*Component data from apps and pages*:
──────────────────────────────
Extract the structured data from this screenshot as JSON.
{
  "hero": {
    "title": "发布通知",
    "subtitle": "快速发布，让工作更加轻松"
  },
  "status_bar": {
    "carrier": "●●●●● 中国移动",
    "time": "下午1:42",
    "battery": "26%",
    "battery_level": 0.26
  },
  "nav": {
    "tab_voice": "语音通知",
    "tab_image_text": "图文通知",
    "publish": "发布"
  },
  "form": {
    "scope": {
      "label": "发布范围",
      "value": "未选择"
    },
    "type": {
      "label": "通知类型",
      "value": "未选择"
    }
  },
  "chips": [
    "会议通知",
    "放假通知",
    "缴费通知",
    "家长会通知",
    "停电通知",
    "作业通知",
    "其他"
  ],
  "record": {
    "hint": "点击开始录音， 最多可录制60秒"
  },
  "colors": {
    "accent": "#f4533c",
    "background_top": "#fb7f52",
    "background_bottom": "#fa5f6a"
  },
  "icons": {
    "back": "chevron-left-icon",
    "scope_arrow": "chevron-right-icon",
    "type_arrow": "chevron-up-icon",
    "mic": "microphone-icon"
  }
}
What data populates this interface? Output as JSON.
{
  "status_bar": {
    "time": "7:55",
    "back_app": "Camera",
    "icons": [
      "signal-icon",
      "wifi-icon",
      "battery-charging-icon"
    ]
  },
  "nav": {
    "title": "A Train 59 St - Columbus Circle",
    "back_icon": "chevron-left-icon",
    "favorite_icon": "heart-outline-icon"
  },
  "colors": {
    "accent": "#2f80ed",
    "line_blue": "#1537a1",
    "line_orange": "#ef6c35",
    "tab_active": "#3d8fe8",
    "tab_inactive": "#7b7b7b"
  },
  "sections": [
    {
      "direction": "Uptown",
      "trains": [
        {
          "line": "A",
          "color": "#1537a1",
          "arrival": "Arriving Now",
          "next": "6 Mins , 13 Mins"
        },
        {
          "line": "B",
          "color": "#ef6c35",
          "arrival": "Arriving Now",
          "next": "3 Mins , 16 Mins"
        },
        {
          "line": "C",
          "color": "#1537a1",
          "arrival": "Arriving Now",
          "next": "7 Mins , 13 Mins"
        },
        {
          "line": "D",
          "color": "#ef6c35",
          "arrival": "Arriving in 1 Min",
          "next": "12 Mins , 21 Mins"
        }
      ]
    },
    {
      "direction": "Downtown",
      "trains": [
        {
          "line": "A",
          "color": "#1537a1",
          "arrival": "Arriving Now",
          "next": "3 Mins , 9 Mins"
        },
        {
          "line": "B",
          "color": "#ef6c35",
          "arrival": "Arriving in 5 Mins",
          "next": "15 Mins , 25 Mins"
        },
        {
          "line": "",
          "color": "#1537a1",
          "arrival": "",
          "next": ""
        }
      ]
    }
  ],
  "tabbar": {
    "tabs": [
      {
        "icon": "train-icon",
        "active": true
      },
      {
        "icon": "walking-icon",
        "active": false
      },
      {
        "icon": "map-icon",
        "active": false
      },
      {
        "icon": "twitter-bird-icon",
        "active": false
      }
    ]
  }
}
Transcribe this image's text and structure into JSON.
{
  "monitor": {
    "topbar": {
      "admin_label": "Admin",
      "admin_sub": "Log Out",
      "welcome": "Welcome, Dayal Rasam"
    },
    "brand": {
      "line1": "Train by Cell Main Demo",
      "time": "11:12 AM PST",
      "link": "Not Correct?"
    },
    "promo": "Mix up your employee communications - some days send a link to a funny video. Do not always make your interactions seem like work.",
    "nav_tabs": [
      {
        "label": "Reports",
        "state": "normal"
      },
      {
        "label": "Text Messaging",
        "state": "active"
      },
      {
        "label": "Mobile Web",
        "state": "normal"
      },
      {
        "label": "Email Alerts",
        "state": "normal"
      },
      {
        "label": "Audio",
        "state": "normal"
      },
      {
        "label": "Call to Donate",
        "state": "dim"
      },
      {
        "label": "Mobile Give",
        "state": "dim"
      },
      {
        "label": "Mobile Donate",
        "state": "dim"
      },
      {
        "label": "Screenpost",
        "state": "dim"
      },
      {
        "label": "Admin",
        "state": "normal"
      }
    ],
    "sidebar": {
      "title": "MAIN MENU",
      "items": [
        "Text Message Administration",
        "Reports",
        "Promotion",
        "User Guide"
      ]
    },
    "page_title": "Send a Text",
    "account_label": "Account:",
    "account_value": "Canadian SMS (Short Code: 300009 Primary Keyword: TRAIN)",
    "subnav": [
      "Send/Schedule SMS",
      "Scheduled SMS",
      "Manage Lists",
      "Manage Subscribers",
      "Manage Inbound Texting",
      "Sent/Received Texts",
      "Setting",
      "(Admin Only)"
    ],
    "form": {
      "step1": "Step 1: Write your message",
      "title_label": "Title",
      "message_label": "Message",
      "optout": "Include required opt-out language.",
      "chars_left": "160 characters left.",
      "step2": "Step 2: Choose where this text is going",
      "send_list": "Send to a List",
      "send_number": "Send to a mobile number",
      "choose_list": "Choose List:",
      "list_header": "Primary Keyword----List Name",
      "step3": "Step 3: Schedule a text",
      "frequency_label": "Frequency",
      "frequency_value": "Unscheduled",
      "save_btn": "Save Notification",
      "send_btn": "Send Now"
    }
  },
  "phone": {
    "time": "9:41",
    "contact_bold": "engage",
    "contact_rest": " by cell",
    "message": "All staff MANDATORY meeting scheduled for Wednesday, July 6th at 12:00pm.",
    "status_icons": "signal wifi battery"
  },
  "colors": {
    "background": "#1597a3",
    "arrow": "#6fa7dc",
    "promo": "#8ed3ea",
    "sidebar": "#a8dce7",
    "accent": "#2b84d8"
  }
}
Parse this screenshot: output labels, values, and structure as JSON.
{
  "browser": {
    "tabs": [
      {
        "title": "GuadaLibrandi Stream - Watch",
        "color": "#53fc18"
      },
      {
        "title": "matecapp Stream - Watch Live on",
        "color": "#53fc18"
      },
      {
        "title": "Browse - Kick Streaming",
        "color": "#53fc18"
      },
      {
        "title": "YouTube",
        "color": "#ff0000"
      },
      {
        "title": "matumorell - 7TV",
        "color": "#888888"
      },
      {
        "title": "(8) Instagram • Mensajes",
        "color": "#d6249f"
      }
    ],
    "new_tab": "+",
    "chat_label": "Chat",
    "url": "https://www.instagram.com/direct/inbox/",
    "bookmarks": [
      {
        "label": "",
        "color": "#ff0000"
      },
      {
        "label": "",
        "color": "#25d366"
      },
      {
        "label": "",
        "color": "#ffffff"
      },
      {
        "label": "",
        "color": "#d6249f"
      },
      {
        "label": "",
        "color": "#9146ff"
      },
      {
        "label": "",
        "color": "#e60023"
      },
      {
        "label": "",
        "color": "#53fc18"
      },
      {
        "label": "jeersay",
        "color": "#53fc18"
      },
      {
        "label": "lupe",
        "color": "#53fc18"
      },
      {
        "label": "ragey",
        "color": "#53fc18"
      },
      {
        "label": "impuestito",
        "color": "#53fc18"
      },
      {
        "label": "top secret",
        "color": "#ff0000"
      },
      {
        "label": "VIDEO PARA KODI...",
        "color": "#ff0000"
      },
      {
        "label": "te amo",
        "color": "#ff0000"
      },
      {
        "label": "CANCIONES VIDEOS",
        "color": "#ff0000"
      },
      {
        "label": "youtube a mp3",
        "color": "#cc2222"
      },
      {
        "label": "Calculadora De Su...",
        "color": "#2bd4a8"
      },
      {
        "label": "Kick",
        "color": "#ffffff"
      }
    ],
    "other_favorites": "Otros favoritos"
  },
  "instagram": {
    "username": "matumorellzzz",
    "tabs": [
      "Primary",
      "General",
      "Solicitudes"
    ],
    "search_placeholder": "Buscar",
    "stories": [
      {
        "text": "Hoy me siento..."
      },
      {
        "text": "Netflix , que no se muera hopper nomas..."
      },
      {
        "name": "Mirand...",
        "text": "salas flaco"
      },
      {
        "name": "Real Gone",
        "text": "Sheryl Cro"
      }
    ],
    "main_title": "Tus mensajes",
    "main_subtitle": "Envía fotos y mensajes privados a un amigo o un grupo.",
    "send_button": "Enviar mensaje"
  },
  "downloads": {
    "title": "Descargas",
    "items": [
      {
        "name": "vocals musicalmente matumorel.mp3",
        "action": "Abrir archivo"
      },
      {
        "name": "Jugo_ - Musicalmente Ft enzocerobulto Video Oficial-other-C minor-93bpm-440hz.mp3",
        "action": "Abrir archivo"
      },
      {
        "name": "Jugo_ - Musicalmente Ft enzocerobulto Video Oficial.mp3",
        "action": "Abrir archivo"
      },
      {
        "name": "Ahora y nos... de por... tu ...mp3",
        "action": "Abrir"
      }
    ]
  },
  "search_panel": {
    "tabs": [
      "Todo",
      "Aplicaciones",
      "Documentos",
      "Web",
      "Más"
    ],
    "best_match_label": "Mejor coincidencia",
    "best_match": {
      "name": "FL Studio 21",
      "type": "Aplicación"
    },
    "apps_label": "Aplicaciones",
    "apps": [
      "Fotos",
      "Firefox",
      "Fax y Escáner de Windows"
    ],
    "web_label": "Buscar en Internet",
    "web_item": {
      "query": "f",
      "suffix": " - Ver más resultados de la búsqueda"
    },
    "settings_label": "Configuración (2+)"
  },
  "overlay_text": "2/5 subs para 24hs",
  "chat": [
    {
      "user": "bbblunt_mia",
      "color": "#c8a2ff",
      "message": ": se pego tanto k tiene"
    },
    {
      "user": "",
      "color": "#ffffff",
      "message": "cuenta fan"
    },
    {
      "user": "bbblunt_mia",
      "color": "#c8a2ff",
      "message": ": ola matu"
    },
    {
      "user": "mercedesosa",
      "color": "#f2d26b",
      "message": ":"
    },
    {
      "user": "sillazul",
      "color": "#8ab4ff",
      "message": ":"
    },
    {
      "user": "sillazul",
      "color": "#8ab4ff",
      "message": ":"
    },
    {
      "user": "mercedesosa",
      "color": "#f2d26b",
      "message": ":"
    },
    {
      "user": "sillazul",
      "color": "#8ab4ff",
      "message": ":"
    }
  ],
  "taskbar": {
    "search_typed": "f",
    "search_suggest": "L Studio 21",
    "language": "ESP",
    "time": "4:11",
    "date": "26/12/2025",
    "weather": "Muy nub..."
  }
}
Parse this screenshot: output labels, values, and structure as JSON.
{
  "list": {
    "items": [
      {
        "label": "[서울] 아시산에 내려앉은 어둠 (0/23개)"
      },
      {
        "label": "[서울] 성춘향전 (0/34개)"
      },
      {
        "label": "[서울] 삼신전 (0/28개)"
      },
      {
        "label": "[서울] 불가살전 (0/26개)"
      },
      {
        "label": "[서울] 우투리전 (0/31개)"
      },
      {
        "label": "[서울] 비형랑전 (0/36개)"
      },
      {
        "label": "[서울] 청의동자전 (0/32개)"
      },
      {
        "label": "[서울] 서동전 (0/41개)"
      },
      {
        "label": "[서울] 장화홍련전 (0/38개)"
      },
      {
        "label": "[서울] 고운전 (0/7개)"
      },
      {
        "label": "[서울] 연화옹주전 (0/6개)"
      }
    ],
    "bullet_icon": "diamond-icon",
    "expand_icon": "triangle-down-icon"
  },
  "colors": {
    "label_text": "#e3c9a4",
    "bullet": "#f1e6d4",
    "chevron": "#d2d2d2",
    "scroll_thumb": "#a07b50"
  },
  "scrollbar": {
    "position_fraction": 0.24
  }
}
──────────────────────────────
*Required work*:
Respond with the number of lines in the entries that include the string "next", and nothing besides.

*Result of this exercise*:
7